DATA PROVIDED —
"""
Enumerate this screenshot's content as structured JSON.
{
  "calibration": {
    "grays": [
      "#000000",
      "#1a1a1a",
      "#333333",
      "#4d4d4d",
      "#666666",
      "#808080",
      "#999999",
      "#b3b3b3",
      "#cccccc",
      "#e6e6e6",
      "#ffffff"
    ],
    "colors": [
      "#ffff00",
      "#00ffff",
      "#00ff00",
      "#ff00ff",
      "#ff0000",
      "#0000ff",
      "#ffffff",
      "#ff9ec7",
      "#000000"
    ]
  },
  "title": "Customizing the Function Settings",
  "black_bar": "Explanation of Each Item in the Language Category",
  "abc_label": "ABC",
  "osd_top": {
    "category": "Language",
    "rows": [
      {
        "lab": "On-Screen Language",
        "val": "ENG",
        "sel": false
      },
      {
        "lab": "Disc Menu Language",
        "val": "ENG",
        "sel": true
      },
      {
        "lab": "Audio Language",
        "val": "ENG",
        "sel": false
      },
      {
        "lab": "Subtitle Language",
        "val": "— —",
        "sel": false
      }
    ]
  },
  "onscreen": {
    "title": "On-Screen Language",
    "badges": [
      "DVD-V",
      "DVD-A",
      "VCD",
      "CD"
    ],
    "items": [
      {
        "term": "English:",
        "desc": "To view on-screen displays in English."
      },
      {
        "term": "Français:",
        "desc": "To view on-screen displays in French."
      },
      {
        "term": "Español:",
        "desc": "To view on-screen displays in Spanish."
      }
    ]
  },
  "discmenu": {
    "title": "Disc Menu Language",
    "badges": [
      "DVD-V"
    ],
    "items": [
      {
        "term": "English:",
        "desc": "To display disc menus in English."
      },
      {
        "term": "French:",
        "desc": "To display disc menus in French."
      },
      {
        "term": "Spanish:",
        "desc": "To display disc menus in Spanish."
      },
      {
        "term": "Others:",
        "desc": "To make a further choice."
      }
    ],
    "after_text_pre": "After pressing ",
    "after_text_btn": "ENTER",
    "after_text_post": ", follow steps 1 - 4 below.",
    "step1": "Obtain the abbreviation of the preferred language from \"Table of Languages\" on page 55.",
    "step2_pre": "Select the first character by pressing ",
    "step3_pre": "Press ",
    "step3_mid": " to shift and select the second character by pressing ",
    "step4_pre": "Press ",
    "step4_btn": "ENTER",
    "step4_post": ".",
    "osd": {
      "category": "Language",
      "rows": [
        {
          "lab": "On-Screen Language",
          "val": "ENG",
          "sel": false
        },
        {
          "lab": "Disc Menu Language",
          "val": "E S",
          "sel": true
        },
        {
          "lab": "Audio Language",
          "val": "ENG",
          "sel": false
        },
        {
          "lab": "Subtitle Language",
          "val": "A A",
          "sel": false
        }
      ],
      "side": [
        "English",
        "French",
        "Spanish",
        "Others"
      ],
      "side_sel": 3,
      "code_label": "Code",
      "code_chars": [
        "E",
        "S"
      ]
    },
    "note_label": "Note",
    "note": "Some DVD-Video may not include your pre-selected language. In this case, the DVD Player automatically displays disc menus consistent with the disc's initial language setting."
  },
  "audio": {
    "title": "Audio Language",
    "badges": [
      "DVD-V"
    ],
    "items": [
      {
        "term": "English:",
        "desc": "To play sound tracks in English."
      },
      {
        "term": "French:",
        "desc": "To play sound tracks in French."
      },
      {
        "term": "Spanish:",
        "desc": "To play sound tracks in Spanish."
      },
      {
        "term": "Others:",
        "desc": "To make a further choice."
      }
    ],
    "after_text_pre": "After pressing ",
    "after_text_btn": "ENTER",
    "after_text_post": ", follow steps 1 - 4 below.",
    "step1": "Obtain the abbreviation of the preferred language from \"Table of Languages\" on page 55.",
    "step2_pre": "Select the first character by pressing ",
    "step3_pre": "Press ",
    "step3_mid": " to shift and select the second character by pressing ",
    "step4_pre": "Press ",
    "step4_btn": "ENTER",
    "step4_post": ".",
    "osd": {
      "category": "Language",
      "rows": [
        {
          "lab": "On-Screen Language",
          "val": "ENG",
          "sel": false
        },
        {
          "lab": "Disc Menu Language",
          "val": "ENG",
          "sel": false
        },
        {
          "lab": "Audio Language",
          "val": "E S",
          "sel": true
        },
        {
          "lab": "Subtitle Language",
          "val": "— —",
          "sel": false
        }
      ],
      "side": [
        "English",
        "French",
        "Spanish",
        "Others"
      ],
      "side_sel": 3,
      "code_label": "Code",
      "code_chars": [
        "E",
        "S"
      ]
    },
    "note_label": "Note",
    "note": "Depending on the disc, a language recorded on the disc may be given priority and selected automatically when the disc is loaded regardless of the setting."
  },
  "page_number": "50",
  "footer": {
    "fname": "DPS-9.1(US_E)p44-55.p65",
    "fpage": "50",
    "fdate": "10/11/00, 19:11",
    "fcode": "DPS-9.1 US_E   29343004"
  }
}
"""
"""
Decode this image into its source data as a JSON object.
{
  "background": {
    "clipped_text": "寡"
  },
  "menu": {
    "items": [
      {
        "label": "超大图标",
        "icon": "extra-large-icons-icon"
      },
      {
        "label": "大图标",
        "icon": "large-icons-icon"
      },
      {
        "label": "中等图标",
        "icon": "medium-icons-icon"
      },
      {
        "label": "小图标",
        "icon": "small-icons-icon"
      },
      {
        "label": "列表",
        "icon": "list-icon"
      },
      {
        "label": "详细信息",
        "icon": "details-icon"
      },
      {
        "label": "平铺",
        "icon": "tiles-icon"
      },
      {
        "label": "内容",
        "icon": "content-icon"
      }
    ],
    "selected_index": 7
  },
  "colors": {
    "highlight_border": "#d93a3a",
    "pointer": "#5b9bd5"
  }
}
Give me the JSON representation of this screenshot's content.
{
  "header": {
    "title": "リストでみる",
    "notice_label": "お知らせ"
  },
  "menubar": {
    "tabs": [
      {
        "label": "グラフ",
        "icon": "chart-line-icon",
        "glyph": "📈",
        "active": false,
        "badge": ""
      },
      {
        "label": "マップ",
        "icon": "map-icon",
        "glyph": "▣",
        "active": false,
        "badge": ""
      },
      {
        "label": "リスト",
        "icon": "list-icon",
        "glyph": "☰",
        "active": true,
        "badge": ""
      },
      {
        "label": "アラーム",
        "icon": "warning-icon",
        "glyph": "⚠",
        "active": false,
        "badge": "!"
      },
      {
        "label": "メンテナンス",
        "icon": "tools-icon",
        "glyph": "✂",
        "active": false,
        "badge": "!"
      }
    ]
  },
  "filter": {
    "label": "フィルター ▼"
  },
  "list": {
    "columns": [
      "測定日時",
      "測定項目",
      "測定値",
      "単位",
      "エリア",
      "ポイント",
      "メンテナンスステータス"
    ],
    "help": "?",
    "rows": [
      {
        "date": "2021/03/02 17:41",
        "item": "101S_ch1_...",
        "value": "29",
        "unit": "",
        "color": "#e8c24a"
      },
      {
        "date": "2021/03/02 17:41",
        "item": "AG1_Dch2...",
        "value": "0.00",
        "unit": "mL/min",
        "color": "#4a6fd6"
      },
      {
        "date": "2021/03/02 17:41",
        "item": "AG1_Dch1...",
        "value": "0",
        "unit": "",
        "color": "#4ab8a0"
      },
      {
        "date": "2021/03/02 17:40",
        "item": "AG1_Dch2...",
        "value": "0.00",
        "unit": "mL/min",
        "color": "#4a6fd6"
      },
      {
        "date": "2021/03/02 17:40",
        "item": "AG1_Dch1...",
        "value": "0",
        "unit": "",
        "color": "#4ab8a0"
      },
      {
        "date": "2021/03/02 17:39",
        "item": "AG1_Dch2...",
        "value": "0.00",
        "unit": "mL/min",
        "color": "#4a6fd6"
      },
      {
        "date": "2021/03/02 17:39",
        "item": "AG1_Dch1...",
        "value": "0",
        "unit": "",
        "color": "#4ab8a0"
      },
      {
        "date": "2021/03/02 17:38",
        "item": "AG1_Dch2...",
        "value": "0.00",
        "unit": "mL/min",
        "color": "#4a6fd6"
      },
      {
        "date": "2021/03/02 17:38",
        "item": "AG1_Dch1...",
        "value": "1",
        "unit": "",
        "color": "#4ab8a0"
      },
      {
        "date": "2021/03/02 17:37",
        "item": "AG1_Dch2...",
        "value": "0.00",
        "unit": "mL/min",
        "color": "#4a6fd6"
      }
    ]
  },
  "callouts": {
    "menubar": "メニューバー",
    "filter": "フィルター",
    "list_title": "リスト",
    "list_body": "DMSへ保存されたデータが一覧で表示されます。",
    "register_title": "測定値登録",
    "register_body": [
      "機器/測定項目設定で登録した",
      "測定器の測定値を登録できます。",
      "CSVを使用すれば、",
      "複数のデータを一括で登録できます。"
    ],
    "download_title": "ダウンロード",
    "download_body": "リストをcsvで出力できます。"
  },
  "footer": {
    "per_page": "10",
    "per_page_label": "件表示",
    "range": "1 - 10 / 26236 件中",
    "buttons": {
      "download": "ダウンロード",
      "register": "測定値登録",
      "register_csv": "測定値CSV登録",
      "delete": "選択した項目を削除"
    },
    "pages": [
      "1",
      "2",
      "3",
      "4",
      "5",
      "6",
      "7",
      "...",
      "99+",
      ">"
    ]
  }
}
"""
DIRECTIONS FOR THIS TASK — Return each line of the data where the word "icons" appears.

RESPONSE TO THIS TASK —
        "icon": "extra-large-icons-icon"
        "icon": "large-icons-icon"
        "icon": "medium-icons-icon"
        "icon": "small-icons-icon"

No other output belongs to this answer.